(Beginning of INFORMATION GIVEN)

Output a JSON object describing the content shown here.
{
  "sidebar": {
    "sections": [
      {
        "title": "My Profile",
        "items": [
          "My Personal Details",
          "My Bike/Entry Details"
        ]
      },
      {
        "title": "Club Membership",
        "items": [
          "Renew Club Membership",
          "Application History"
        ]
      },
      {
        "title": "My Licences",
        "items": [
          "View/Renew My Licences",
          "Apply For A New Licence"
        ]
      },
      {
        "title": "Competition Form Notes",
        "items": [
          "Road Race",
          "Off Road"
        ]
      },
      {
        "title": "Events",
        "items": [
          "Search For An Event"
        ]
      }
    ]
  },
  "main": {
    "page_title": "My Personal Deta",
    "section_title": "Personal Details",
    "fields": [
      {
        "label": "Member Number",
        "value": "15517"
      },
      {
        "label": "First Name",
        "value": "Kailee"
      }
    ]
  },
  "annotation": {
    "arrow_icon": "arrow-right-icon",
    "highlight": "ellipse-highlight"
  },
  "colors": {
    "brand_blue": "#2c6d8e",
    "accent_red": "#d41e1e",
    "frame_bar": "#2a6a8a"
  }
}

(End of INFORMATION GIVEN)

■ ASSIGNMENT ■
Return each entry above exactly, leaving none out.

■ YOUR SOLUTION ■
Output a JSON object describing the content shown here.
{
  "sidebar": {
    "sections": [
      {
        "title": "My Profile",
        "items": [
          "My Personal Details",
          "My Bike/Entry Details"
        ]
      },
      {
        "title": "Club Membership",
        "items": [
          "Renew Club Membership",
          "Application History"
        ]
      },
      {
        "title": "My Licences",
        "items": [
          "View/Renew My Licences",
          "Apply For A New Licence"
        ]
      },
      {
        "title": "Competition Form Notes",
        "items": [
          "Road Race",
          "Off Road"
        ]
      },
      {
        "title": "Events",
        "items": [
          "Search For An Event"
        ]
      }
    ]
  },
  "main": {
    "page_title": "My Personal Deta",
    "section_title": "Personal Details",
    "fields": [
      {
        "label": "Member Number",
        "value": "15517"
      },
      {
        "label": "First Name",
        "value": "Kailee"
      }
    ]
  },
  "annotation": {
    "arrow_icon": "arrow-right-icon",
    "highlight": "ellipse-highlight"
  },
  "colors": {
    "brand_blue": "#2c6d8e",
    "accent_red": "#d41e1e",
    "frame_bar": "#2a6a8a"
  }
}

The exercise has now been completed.